First known as the Harley Davidson XE, for “experimental, the WLA was one of the foremost motorcycles used by Allied forces during WWII. This meant that the WLA was being mass produced for military purposes and sent to countries such as Canada (known as the WLC), Great Britain, and Soviet Russia via the Lend-Lease program. In the end, over 90,000 of these bikes were produced for military duty. After the war, the bikes were sold as army surplus, and were snapped up by civilians and modified for street use. In fact, it’s believed that it was this action that gave birth to the custom bike trend, which is still alive and well today. Powered by an air-cooled 45 V2, 4-stroke 739cc engine along with a 3-speed gear box. The military design incorporated an ammunition box, scabbard made for a Thomson submachine gun, along with leg protectors, optional windshield and reinforced luggage rack. Unlike other military cycles of the era, it did not have a sidecar. Instead, it used saddlebags to carry supplies, as saddlebags kept the bike agile and easy to manouvre. Known as one of the quickest bikes during WWII, it could hit a top speed of 65 mph. This versatile cycle was used for a variety to tasks such as recon, communications and all-around military service.
Royal Enfield WD/RE

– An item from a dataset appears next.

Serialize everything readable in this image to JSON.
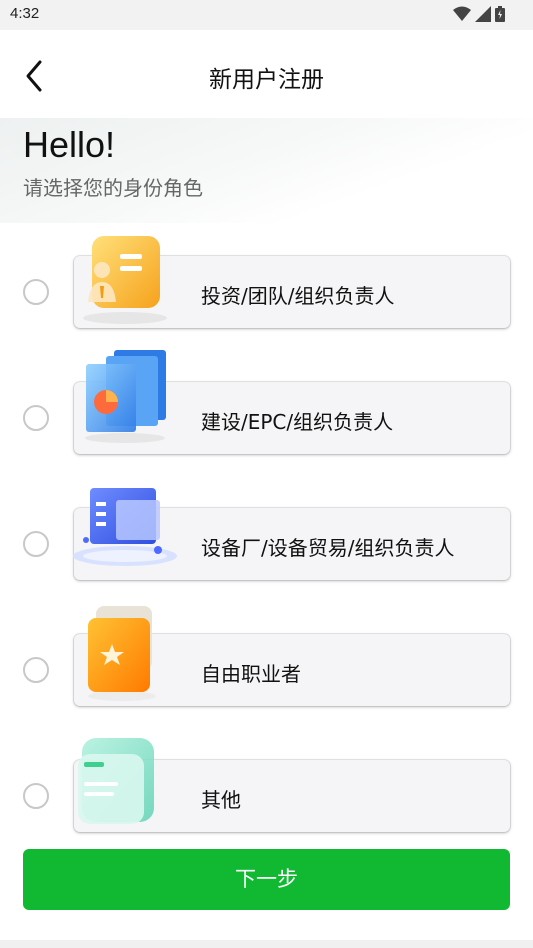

The Royal Enfield WD/RE was designed and developed by Ted Pardoe of Royal Enfield for the war effort. Also known as the Flying Flea, this lightweight, 130 pound powerhouse was made to be able to drop onto a designated area via parachute or glider. Employed as a means to deliver messages on the battlefield where no radio presence existed, this 126cc bike is one of the best motorcycles of WW II. Produced from 1939 to 1941, The Royal Enfield WD/RE ran on a 126cc, air-cooled, two stroke engine and could reach a top speed of 45 mph. Add to that, the bike was designed simply so it could be easily repaired, and you have a little bike that was capable of great things, one of those was to go 130 miles on one tank of gas.
Norton WD Big 4
The Norton WD (War Department) Big 4 was a bike built to handle military duty. In fact, just one of these bikes could carry 3 fully equipped soldiers. This bit of metal muscle also came with a versatile sidecar, which could be fitted with a Bren gun. The Big 4 actually is known as the first motorcycle to be tested in used for military service in 1907. Designed to get ammo to the troops as well as recon missions, these WW2 motorcycles could handle off-road terrain with no trouble. In fact, this bike had the option of being equipped with a Bren Gun, if necessary. Not only that, but the sidecar could be eliminated so bombs could be carried to their destination. The engine that gave this bike its get up and go, was a 633cc, air-cooled single cylinder engine. The Norton Big 4 performed admirably during wartime until the introduction of the military jeep in 1941.